Search the data for "Online" and copy every matching line.

____ SOURCE MATERIAL

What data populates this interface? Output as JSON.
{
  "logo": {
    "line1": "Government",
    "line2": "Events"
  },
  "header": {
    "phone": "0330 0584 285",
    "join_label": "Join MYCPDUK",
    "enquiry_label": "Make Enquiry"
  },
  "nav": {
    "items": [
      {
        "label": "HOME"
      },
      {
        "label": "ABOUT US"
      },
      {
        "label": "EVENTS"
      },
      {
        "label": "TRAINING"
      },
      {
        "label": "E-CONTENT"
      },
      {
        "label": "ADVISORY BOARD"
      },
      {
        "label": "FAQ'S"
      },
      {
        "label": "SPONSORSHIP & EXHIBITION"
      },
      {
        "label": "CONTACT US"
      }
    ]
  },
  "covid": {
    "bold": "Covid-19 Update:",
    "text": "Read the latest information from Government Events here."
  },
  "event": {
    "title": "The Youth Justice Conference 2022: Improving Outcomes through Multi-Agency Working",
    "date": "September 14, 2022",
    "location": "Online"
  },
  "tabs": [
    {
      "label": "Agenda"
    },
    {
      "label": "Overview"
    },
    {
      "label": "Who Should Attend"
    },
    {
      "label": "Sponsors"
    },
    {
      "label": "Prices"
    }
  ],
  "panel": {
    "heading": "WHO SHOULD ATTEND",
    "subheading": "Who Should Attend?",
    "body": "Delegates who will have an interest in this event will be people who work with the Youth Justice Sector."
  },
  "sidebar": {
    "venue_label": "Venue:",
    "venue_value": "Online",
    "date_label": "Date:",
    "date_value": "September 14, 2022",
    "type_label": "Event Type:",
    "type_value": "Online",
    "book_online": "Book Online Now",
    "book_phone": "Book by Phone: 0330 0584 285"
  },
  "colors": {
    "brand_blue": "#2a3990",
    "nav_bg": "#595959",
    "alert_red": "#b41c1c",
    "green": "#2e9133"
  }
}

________

> _EXERCISE RESULT_
    "location": "Online"
    "venue_value": "Online",
    "type_value": "Online",
    "book_online": "Book Online Now",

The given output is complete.